*Task statement:* The entries below should be copied exactly and completely.
──────── Material provided
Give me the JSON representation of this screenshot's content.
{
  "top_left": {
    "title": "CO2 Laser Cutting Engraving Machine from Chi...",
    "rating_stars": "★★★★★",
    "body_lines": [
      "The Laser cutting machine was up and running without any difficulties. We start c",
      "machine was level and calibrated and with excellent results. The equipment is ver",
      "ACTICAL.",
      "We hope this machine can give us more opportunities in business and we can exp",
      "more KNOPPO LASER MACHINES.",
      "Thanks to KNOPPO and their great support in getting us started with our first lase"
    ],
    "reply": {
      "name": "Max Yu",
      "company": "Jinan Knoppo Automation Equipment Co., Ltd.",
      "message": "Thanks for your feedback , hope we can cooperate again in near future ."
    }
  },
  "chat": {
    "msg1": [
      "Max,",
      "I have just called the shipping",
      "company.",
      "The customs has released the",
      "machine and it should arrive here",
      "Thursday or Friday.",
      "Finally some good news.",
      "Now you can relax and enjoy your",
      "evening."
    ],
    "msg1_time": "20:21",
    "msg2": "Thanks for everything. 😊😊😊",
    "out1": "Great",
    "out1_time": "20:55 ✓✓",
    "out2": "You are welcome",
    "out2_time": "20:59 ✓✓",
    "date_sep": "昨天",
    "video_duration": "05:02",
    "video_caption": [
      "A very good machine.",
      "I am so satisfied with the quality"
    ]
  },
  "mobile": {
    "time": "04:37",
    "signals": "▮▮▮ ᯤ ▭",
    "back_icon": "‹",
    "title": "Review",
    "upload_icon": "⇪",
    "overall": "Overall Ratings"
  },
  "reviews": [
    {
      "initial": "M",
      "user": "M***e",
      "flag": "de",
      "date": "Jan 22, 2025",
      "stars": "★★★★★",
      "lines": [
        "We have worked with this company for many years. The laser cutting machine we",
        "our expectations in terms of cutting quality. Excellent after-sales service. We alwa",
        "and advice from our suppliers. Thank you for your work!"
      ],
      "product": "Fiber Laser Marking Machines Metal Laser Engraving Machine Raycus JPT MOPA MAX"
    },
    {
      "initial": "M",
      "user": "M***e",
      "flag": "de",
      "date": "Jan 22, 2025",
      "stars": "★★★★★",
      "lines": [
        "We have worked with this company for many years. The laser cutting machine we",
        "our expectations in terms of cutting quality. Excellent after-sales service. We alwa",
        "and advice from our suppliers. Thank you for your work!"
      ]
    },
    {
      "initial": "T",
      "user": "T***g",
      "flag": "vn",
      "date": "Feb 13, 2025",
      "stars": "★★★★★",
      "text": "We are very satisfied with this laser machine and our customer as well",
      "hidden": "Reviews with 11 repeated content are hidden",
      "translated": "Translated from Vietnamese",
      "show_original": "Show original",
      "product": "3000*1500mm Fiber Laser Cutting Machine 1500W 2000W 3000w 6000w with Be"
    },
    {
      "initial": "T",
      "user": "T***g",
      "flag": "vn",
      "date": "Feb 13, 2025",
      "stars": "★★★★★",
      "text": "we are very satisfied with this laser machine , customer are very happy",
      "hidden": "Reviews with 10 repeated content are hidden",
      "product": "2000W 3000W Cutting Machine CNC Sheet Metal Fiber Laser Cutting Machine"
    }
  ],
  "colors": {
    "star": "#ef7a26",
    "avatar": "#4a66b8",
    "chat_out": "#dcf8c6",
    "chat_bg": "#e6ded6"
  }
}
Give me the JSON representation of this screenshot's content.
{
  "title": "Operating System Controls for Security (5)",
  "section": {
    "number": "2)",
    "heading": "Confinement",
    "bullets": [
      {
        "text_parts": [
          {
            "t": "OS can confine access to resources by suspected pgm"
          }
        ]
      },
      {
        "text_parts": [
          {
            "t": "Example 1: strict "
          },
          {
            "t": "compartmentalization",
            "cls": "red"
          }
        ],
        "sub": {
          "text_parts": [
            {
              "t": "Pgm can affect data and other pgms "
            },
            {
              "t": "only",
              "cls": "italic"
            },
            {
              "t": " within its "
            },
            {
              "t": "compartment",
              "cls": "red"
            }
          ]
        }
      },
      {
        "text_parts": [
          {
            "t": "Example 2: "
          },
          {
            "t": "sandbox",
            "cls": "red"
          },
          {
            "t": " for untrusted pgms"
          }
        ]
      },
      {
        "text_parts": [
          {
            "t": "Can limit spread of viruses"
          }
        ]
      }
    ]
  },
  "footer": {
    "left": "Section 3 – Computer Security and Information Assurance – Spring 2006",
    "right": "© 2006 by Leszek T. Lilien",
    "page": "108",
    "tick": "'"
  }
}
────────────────
*Task output:*
Give me the JSON representation of this screenshot's content.
{
  "top_left": {
    "title": "CO2 Laser Cutting Engraving Machine from Chi...",
    "rating_stars": "★★★★★",
    "body_lines": [
      "The Laser cutting machine was up and running without any difficulties. We start c",
      "machine was level and calibrated and with excellent results. The equipment is ver",
      "ACTICAL.",
      "We hope this machine can give us more opportunities in business and we can exp",
      "more KNOPPO LASER MACHINES.",
      "Thanks to KNOPPO and their great support in getting us started with our first lase"
    ],
    "reply": {
      "name": "Max Yu",
      "company": "Jinan Knoppo Automation Equipment Co., Ltd.",
      "message": "Thanks for your feedback , hope we can cooperate again in near future ."
    }
  },
  "chat": {
    "msg1": [
      "Max,",
      "I have just called the shipping",
      "company.",
      "The customs has released the",
      "machine and it should arrive here",
      "Thursday or Friday.",
      "Finally some good news.",
      "Now you can relax and enjoy your",
      "evening."
    ],
    "msg1_time": "20:21",
    "msg2": "Thanks for everything. 😊😊😊",
    "out1": "Great",
    "out1_time": "20:55 ✓✓",
    "out2": "You are welcome",
    "out2_time": "20:59 ✓✓",
    "date_sep": "昨天",
    "video_duration": "05:02",
    "video_caption": [
      "A very good machine.",
      "I am so satisfied with the quality"
    ]
  },
  "mobile": {
    "time": "04:37",
    "signals": "▮▮▮ ᯤ ▭",
    "back_icon": "‹",
    "title": "Review",
    "upload_icon": "⇪",
    "overall": "Overall Ratings"
  },
  "reviews": [
    {
      "initial": "M",
      "user": "M***e",
      "flag": "de",
      "date": "Jan 22, 2025",
      "stars": "★★★★★",
      "lines": [
        "We have worked with this company for many years. The laser cutting machine we",
        "our expectations in terms of cutting quality. Excellent after-sales service. We alwa",
        "and advice from our suppliers. Thank you for your work!"
      ],
      "product": "Fiber Laser Marking Machines Metal Laser Engraving Machine Raycus JPT MOPA MAX"
    },
    {
      "initial": "M",
      "user": "M***e",
      "flag": "de",
      "date": "Jan 22, 2025",
      "stars": "★★★★★",
      "lines": [
        "We have worked with this company for many years. The laser cutting machine we",
        "our expectations in terms of cutting quality. Excellent after-sales service. We alwa",
        "and advice from our suppliers. Thank you for your work!"
      ]
    },
    {
      "initial": "T",
      "user": "T***g",
      "flag": "vn",
      "date": "Feb 13, 2025",
      "stars": "★★★★★",
      "text": "We are very satisfied with this laser machine and our customer as well",
      "hidden": "Reviews with 11 repeated content are hidden",
      "translated": "Translated from Vietnamese",
      "show_original": "Show original",
      "product": "3000*1500mm Fiber Laser Cutting Machine 1500W 2000W 3000w 6000w with Be"
    },
    {
      "initial": "T",
      "user": "T***g",
      "flag": "vn",
      "date": "Feb 13, 2025",
      "stars": "★★★★★",
      "text": "we are very satisfied with this laser machine , customer are very happy",
      "hidden": "Reviews with 10 repeated content are hidden",
      "product": "2000W 3000W Cutting Machine CNC Sheet Metal Fiber Laser Cutting Machine"
    }
  ],
  "colors": {
    "star": "#ef7a26",
    "avatar": "#4a66b8",
    "chat_out": "#dcf8c6",
    "chat_bg": "#e6ded6"
  }
}
Give me the JSON representation of this screenshot's content.
{
  "title": "Operating System Controls for Security (5)",
  "section": {
    "number": "2)",
    "heading": "Confinement",
    "bullets": [
      {
        "text_parts": [
          {
            "t": "OS can confine access to resources by suspected pgm"
          }
        ]
      },
      {
        "text_parts": [
          {
            "t": "Example 1: strict "
          },
          {
            "t": "compartmentalization",
            "cls": "red"
          }
        ],
        "sub": {
          "text_parts": [
            {
              "t": "Pgm can affect data and other pgms "
            },
            {
              "t": "only",
              "cls": "italic"
            },
            {
              "t": " within its "
            },
            {
              "t": "compartment",
              "cls": "red"
            }
          ]
        }
      },
      {
        "text_parts": [
          {
            "t": "Example 2: "
          },
          {
            "t": "sandbox",
            "cls": "red"
          },
          {
            "t": " for untrusted pgms"
          }
        ]
      },
      {
        "text_parts": [
          {
            "t": "Can limit spread of viruses"
          }
        ]
      }
    ]
  },
  "footer": {
    "left": "Section 3 – Computer Security and Information Assurance – Spring 2006",
    "right": "© 2006 by Leszek T. Lilien",
    "page": "108",
    "tick": "'"
  }
}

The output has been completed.